_Problem to solve_: Lines with "heading" in the entries below: count them and reply with the number alone.

_Items from an interface collection_:
========================================================================
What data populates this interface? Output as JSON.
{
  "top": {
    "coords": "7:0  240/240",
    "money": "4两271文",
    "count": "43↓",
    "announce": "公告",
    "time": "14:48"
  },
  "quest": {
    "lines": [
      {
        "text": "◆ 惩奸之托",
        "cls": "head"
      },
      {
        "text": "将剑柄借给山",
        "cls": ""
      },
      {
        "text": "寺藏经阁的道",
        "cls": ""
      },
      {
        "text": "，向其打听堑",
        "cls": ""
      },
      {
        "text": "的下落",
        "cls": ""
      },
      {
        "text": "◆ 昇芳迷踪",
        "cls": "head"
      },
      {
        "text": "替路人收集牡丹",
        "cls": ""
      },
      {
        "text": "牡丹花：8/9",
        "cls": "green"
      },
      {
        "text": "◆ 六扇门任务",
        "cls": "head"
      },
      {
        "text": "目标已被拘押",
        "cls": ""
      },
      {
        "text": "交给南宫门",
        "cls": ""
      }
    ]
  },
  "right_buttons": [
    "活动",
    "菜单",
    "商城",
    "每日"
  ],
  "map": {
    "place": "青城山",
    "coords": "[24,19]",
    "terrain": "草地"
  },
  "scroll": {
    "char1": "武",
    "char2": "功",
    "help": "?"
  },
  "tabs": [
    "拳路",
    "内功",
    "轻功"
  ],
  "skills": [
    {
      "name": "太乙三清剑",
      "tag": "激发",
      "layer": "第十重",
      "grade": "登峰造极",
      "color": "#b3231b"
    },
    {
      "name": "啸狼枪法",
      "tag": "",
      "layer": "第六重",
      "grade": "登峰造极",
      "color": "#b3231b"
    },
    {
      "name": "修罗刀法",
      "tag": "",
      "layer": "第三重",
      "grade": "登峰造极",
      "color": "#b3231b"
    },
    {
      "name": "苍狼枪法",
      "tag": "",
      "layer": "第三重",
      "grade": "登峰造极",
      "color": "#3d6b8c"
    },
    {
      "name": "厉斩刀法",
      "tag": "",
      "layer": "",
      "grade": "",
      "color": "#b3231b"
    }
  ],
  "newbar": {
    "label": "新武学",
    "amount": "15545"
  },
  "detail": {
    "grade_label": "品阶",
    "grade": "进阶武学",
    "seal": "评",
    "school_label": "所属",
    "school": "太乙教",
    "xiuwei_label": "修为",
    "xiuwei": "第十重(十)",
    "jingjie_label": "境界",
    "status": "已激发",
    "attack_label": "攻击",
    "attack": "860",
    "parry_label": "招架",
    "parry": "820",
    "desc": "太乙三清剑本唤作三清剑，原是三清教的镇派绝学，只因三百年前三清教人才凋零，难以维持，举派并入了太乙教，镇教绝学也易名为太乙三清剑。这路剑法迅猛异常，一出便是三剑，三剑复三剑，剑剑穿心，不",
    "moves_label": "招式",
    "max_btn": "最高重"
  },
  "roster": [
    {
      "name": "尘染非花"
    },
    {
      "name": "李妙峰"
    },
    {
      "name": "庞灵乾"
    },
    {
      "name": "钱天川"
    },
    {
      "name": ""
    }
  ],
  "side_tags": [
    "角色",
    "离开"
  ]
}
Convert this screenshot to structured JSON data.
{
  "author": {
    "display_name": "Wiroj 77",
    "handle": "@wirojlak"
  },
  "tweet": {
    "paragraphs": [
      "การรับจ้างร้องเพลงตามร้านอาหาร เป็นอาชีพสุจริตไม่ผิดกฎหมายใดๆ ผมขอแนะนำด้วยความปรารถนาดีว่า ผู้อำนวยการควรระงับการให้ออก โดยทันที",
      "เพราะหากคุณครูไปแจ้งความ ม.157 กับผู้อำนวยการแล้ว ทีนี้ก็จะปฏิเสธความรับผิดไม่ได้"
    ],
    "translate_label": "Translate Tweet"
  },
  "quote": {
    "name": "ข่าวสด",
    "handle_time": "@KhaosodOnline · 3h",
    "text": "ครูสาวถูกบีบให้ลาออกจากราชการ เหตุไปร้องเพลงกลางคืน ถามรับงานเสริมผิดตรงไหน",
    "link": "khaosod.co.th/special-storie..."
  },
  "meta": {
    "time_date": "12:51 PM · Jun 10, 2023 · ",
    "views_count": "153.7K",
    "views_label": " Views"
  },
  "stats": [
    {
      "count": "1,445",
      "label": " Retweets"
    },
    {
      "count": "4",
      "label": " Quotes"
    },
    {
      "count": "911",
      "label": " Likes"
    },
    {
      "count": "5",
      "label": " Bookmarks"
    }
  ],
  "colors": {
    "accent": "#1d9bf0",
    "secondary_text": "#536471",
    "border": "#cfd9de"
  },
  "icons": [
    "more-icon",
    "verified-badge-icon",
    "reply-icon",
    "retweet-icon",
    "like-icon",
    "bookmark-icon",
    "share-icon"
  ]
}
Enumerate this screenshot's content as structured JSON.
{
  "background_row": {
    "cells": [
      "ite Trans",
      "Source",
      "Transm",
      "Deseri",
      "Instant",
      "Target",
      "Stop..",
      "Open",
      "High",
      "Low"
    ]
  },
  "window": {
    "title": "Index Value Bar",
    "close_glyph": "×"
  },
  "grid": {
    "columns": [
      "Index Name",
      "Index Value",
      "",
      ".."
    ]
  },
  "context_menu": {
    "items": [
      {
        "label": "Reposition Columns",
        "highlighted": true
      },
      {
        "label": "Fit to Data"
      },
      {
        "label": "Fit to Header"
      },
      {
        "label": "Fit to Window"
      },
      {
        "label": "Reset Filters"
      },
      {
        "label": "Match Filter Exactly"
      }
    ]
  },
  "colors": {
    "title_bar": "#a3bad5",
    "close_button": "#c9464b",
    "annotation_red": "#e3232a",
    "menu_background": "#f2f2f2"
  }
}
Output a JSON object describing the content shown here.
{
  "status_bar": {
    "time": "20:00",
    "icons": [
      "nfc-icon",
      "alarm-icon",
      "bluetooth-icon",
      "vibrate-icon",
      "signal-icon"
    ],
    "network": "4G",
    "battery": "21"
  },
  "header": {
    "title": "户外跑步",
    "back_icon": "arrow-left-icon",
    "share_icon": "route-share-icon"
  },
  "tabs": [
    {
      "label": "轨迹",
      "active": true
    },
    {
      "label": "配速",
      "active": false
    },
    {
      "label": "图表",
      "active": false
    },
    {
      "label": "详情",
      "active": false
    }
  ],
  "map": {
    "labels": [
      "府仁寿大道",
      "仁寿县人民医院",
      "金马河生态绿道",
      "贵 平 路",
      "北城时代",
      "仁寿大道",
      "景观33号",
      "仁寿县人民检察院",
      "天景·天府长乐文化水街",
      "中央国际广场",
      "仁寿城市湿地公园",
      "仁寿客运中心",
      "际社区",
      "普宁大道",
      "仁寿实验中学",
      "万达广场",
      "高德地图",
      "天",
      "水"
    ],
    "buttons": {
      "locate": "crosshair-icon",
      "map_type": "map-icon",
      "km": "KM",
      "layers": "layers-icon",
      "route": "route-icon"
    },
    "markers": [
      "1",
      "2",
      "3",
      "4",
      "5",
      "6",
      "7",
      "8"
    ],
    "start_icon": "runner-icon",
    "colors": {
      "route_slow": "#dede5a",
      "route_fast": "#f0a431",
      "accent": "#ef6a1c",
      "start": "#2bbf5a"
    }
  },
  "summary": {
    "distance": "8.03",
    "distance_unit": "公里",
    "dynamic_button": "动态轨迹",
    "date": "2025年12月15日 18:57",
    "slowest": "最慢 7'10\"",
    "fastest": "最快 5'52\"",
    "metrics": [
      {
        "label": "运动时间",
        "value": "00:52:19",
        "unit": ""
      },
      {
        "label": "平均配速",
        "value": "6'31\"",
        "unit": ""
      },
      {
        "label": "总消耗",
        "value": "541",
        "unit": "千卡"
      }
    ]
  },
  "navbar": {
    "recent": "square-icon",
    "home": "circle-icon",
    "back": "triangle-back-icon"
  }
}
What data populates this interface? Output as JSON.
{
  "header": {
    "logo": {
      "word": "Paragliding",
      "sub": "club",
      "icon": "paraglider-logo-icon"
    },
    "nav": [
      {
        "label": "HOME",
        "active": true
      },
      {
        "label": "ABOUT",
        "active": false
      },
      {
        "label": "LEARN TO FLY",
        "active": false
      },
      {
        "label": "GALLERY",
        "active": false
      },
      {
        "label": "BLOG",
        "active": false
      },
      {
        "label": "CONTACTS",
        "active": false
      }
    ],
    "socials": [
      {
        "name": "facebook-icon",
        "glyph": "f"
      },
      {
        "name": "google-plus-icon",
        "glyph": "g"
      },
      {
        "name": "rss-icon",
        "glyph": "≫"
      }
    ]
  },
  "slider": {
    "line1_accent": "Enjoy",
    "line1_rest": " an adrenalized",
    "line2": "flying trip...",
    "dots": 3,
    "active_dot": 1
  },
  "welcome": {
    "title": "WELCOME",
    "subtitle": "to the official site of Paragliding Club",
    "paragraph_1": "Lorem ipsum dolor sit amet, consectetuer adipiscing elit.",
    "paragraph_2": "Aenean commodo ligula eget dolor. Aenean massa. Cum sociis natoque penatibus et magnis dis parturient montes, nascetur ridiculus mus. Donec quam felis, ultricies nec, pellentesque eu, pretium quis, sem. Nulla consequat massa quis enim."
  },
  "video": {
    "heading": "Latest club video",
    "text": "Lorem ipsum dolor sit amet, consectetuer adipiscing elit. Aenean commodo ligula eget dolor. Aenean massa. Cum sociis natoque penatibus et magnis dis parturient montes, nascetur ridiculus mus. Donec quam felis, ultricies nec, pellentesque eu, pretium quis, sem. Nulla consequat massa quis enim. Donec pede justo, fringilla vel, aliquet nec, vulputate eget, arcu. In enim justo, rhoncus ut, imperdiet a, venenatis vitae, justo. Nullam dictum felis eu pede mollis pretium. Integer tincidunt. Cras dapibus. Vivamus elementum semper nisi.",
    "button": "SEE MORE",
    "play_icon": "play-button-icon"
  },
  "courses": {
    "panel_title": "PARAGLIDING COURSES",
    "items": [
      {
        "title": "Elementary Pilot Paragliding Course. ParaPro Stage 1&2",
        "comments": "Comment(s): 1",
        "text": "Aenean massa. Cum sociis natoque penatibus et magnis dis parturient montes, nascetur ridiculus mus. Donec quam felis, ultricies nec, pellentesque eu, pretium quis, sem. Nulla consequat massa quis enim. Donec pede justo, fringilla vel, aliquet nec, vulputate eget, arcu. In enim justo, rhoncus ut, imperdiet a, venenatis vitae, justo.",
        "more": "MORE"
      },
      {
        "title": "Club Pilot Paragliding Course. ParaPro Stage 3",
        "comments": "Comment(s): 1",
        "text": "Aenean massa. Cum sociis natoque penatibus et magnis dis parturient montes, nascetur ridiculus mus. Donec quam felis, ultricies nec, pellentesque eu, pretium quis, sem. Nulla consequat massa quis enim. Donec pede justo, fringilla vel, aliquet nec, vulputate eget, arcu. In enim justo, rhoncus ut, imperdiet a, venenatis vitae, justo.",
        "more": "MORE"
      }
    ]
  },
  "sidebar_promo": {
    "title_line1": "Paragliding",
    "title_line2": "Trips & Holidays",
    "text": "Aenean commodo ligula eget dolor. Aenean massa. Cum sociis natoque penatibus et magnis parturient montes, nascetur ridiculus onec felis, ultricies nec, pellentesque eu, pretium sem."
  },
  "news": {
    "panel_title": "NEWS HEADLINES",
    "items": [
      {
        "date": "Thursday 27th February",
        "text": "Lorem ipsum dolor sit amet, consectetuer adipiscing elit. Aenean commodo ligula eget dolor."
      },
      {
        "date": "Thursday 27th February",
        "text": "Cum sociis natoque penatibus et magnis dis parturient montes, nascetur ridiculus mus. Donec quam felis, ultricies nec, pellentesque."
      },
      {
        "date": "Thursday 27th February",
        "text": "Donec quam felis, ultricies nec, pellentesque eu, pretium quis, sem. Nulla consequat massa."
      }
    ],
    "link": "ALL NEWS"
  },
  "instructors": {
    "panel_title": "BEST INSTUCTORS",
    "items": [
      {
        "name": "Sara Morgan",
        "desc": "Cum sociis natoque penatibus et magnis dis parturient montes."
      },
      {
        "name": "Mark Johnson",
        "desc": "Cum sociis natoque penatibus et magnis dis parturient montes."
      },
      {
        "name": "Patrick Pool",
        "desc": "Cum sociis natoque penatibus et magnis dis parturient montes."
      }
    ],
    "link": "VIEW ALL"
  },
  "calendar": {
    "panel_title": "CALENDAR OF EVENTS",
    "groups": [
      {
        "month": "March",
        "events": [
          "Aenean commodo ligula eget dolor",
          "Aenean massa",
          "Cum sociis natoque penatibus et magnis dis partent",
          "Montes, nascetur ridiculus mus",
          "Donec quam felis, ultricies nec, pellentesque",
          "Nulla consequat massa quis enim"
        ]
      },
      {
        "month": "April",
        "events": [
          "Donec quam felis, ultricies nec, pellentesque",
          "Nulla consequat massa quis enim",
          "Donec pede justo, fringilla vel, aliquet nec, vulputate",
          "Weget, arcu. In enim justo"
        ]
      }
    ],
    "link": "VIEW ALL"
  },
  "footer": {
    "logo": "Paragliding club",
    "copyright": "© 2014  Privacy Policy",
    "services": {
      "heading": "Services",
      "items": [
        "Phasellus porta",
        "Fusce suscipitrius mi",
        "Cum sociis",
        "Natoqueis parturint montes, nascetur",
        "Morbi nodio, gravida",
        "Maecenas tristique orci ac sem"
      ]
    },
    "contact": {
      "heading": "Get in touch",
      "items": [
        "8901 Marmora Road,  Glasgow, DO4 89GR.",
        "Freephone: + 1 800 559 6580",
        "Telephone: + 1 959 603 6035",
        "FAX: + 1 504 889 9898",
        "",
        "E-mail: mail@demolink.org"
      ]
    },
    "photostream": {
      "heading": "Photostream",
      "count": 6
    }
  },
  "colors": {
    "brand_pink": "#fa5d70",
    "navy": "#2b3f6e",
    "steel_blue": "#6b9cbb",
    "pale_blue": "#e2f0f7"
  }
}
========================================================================
_Your solution_: 4